Relative performance of self-organizing maps and principal component analysis in pattern extraction from synthetic climatological data
Department of Geosciences, EMS Environment Institute, The Pennsylvania State University, University Park, PA 16802, United States; Department of Environmental and Geographical Sciences, University of Cape Town, Rondebosch 7701, South Africa
As a contribution toward improving our ability to identify robust patterns of variability in complex, noisy climate datasets, we have compared a relatively new technique, Self-Organizing Maps (SOMs), to the well-established method of principal component analysis (PCA). Recent results suggest that SOMs offer advantages over PCA for use in climatological and other studies. Here each analysis technique was applied to synthetic datasets composed of positive and negative modes of four idealized North Atlantic sea-level-pressure fields, with and without noise components, to identify the predefined patterns of variability. PCA, even with component rotation, fails to adequately extract the known spatial patterns, mixes patterns into single components, and incorrectly partitions the variance among the components. The SOMs-based analyses are more robust and, with a sufficiently large set of generalized patterns, are able to isolate all the predefined patterns with correct attribution of variance. With PCA, it is difficult, if not impossible, to detect pattern mixing without prior knowledge of the patterns being mixed. Copyright © 2005 by V. H. Winston & Son, Inc. All rights reserved.

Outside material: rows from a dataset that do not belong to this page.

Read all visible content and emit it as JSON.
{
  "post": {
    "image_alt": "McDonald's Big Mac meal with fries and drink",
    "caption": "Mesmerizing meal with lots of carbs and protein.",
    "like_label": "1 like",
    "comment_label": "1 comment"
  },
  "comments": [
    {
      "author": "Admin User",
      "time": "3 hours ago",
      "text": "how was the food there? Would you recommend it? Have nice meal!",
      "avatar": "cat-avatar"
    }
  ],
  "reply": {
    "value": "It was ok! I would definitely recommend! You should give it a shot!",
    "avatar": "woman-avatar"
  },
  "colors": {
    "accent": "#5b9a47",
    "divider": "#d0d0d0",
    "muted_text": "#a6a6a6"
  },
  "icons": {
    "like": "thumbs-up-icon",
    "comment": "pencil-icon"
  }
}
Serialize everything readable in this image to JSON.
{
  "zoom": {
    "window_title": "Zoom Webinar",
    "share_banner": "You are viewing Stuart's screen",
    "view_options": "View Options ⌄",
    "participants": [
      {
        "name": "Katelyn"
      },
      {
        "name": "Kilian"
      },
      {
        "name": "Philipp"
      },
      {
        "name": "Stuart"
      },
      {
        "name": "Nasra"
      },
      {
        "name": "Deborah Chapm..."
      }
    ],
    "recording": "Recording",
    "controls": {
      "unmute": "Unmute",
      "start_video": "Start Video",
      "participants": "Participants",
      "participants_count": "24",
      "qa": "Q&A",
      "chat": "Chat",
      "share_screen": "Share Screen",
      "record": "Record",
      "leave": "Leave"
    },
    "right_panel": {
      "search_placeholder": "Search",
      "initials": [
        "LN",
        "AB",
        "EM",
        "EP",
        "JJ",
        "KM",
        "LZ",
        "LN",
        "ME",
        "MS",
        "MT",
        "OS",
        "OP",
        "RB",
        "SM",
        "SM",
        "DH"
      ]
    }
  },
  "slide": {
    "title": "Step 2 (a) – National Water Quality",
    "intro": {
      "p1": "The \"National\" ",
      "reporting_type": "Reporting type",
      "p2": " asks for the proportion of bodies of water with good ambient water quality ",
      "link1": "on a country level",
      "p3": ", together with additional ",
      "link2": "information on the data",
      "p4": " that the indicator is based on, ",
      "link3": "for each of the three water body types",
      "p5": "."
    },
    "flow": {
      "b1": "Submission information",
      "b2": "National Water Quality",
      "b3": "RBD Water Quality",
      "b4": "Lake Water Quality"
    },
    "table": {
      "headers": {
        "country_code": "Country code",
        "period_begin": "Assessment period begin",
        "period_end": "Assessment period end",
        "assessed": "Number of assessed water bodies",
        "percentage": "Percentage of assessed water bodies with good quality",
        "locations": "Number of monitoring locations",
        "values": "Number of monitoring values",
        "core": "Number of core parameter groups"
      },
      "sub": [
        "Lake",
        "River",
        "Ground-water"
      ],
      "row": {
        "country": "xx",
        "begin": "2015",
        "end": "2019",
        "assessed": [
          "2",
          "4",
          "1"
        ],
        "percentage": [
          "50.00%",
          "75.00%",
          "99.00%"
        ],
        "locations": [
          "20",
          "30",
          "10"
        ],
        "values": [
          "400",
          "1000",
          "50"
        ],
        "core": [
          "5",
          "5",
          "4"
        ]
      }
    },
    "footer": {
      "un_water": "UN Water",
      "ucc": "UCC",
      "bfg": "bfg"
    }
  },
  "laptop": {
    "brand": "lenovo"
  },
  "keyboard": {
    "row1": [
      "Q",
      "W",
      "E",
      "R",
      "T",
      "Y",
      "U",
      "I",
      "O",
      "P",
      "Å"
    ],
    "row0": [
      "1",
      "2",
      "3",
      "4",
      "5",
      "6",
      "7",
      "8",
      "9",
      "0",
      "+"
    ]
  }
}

numerical method; principal component analysis; self organization